Anchorage, Alaska — Confessed serial killer Israel Keyes was a murder addict who found great enjoyment in taking people's lives, police say.
"Israel Keyes didn't kidnap and kill people because he was crazy, he didn't kidnap and kill people because his deity told him to or because he had a bad childhood. Israel Keyes did this because he got an immense amount of enjoyment out of it, much like an addict gets an immense amount of enjoyment out of drugs," said Anchorage, Alaska, police Detective Monique Doll at a news briefing.
"He was addicted to the feeling he got when he was doing this, addicted to the feel of the hunt and of killing," Doll said.
Keyes killed the last of his known victims, Anchorage coffee stand barista Samantha Koenig, 18, in February. He has confessed to killing at least seven other people: two in Vermont, four in Washington state, and one somewhere on the East Coast.
He committed suicide in his Alaska jail cell earlier this month by slitting his wrist and strangling himself with bedding.
Anchorage police and the FBI gave more details about their interviews with Keyes on Monday in hopes of generating new tips about his crimes. Police said that while he admitted eight murders, there may be at least three more, and that they need the public's help in their investigations.
"We want people to know what kind of person this fellow was so they can help us connect dots and maybe generate connections between missing person cases and Israel Keyes," Anchorage police Chief Mark Mew said.
Authorities played a chilling tape Monday in which Keyes talked about how he lay in wait at an Alaska park with a sniper's rifle in hopes of killing a young couple who had parked there. He had his kill zone prepared, with drain cleaner and a shovel at the ready to dissolve and bury the body parts.
"I was gonna do my thing in the parking lot," Keyes said, but an Anchorage patrol officer showed up and checked on the couple. Keyes said he was prepared to kill the officer, too, but aborted his plan when another officer showed up.
"It could've got ugly, but fortunately for the cop guy," he said with a chuckle, "his backup showed up."
"I almost got myself into a lot of trouble on that one," Keyes said. "As soon as his backup showed up I decided I better call it a night."
The incident is indicative of the way Keyes saw himself. Doll described him as "very matter of fact" but comfortable with who he was.
"Israel Keyes never expressed in any way, shape or form that he was ashamed of or regretted his actions," Doll said. "He knew what he was and he was fine with it."
The Anchorage detective also said Keyes took pride "in living this Dr. Jekyll-Mr. Hyde lifestyle," with neither family nor friends suspecting him.
Doll said Keyes researched and read about, but did not emulate, other serial killers, including Ted Bundy, who killed as many as 40 people between 1974 and 1978.

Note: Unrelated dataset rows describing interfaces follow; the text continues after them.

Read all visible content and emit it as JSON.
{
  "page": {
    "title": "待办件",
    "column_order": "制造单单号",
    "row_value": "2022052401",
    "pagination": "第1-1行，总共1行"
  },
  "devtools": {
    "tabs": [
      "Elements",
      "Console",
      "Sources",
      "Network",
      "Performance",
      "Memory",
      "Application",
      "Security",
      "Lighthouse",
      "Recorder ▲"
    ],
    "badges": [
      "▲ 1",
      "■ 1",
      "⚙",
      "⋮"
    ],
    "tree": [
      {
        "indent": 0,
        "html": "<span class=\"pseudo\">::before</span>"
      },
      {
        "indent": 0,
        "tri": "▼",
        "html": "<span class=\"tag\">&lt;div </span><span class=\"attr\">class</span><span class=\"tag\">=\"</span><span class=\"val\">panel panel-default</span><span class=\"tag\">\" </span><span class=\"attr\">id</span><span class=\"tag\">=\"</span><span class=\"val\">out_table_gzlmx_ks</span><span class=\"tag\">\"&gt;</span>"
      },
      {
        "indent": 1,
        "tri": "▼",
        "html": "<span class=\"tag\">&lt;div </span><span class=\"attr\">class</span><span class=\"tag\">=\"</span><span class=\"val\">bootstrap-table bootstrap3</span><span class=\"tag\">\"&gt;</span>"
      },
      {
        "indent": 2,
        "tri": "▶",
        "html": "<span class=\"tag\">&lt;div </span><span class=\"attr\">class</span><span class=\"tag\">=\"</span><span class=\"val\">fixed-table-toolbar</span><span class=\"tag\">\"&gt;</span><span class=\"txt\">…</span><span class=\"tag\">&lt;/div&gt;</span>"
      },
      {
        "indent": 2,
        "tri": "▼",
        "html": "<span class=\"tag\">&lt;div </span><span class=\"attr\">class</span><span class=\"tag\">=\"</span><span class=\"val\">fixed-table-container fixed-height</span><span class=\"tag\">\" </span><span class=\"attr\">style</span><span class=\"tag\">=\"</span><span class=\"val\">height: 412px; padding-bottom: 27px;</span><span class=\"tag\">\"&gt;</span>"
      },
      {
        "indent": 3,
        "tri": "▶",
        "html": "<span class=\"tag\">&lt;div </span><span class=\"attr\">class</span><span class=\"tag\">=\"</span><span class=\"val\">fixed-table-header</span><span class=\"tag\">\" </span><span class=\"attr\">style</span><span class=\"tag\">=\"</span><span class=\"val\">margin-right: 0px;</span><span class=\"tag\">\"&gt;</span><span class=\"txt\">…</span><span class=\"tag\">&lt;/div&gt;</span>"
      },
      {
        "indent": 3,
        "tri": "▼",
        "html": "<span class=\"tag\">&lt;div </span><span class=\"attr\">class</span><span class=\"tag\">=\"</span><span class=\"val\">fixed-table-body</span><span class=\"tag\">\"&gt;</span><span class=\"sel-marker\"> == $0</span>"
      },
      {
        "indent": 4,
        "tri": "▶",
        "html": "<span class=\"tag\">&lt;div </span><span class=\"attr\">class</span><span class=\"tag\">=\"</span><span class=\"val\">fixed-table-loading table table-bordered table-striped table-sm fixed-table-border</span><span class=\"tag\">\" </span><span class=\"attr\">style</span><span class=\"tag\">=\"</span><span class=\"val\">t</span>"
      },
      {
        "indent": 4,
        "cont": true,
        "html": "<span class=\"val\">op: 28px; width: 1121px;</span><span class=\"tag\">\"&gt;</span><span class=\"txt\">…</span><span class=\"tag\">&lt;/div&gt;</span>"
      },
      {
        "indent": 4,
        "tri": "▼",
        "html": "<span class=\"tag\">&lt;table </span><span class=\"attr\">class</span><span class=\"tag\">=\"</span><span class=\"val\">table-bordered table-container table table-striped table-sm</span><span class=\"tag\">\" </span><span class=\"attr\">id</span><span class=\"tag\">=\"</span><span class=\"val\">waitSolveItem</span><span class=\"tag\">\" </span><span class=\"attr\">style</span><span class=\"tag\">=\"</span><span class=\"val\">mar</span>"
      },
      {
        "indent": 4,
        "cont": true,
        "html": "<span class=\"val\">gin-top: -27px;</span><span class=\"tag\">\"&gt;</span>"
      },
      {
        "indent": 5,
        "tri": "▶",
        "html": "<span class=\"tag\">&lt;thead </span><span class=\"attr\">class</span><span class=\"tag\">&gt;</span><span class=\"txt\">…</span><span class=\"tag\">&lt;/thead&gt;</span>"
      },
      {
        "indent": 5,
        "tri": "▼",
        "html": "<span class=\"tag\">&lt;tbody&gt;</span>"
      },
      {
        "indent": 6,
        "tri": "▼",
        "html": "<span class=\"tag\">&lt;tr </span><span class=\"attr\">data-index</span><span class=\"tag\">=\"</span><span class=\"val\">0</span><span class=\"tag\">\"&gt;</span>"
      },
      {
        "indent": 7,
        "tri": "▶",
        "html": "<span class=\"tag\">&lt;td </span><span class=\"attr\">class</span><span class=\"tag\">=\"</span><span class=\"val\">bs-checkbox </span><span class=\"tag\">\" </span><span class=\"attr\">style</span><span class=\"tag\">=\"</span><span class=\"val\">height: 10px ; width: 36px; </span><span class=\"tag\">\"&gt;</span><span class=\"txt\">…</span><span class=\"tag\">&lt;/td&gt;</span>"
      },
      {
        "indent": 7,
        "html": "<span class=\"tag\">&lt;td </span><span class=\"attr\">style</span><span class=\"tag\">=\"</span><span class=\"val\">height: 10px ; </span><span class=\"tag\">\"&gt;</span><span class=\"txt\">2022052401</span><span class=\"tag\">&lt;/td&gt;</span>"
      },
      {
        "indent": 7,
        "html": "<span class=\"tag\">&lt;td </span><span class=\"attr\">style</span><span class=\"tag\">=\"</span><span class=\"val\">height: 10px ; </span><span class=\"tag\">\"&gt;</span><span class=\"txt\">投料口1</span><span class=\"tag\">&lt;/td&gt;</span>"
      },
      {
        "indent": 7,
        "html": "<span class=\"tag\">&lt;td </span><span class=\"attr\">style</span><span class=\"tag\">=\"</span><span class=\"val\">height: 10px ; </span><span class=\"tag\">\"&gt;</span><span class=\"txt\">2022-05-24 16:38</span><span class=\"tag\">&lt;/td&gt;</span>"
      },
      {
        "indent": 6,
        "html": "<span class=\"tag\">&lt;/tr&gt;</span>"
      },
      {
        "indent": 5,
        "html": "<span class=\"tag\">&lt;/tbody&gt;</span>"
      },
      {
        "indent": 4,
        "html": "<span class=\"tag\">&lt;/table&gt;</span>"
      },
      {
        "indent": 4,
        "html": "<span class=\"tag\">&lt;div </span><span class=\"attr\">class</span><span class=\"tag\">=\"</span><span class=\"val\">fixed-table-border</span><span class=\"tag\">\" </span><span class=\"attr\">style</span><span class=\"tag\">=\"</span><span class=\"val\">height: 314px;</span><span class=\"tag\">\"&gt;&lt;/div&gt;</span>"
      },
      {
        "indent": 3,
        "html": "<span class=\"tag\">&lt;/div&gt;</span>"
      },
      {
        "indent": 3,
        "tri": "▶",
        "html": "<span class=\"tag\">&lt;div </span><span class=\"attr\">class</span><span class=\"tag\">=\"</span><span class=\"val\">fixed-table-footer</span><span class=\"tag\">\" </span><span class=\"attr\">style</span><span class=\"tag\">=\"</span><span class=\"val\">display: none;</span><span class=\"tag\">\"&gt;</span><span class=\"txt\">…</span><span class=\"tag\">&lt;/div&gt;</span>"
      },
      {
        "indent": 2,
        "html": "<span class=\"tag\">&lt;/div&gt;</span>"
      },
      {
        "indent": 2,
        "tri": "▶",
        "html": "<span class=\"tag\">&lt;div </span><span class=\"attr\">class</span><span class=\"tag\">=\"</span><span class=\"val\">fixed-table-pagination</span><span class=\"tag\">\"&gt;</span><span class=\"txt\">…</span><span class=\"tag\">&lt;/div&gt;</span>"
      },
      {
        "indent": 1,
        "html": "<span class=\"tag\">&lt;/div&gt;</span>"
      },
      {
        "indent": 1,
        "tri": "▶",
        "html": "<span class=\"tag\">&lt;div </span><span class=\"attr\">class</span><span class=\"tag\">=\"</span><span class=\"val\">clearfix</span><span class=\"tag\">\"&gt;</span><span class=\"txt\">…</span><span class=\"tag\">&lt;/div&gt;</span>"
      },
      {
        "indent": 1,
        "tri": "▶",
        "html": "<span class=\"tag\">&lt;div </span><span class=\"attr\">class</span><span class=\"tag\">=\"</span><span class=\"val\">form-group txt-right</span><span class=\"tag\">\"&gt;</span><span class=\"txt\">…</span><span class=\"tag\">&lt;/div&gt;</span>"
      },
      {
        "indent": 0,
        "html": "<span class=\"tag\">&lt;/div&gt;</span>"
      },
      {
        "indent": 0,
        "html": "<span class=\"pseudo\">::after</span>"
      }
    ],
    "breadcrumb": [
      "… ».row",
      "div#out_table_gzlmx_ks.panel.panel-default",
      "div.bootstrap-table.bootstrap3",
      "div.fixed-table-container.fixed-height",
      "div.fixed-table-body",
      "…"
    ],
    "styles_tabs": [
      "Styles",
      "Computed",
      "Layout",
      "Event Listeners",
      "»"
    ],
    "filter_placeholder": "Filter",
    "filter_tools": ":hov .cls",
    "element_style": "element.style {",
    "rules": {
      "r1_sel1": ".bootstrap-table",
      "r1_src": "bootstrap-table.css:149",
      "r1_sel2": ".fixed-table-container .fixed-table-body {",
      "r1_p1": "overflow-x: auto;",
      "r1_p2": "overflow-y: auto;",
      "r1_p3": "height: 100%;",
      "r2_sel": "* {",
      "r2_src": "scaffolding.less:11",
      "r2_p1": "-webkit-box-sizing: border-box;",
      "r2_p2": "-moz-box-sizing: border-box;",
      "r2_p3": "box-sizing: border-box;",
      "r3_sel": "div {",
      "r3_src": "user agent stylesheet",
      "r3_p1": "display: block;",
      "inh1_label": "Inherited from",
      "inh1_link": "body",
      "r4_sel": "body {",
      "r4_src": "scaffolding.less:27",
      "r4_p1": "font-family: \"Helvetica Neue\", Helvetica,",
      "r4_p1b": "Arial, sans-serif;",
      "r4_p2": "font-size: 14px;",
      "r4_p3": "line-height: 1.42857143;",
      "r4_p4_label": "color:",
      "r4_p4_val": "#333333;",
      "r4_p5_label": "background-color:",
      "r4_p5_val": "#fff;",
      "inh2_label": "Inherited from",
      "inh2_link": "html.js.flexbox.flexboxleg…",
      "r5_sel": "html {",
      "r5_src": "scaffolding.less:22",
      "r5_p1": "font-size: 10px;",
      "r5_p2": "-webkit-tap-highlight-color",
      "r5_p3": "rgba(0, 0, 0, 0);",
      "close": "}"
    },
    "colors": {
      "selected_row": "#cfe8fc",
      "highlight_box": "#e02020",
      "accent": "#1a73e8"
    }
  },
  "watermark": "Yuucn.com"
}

"He was very careful to say he had not patterned himself after any other serial killer," she said. "His ideas were his own. ... That mattered a lot to him."
Those ideas included careful planning and the ability to back off killing plans if variables changed the situation, such as a planned victim with a large dog, or a victim who didn't have a vehicle in which Keyes could evade authorities.
Police said he broke his own rules in the abduction and killing of Koenig. He used her debit card to make an ATM withdrawal that eventually led police to him in Lufkin, Texas.
Mew said Keyes started "to be a bit compulsive toward the end."
Anchorage police Officer Jeff Bell said Keyes' end did not come as the killer thought it would. He envisioned being killed in a gun battle with police during a bank robbery, Bell said.
Besides Koenig, whose body was found in a lake north of Anchorage, authorities have identified only two of Keyes' other victims, Bill and Lorraine Currier of Essex Junction, Vermont.
More clues may come from an illegible, blood-soaked note that was found in Keyes' cell after his suicide. That is being analyzed at the FBI's lab in Quantico, Virginia, Mews said, in hopes of determining what Keyes wrote.
Authorities are asking that anyone who may have information about Keyes get in contact with the FBI at 1-800-CALL-FBI or call their local FBI office.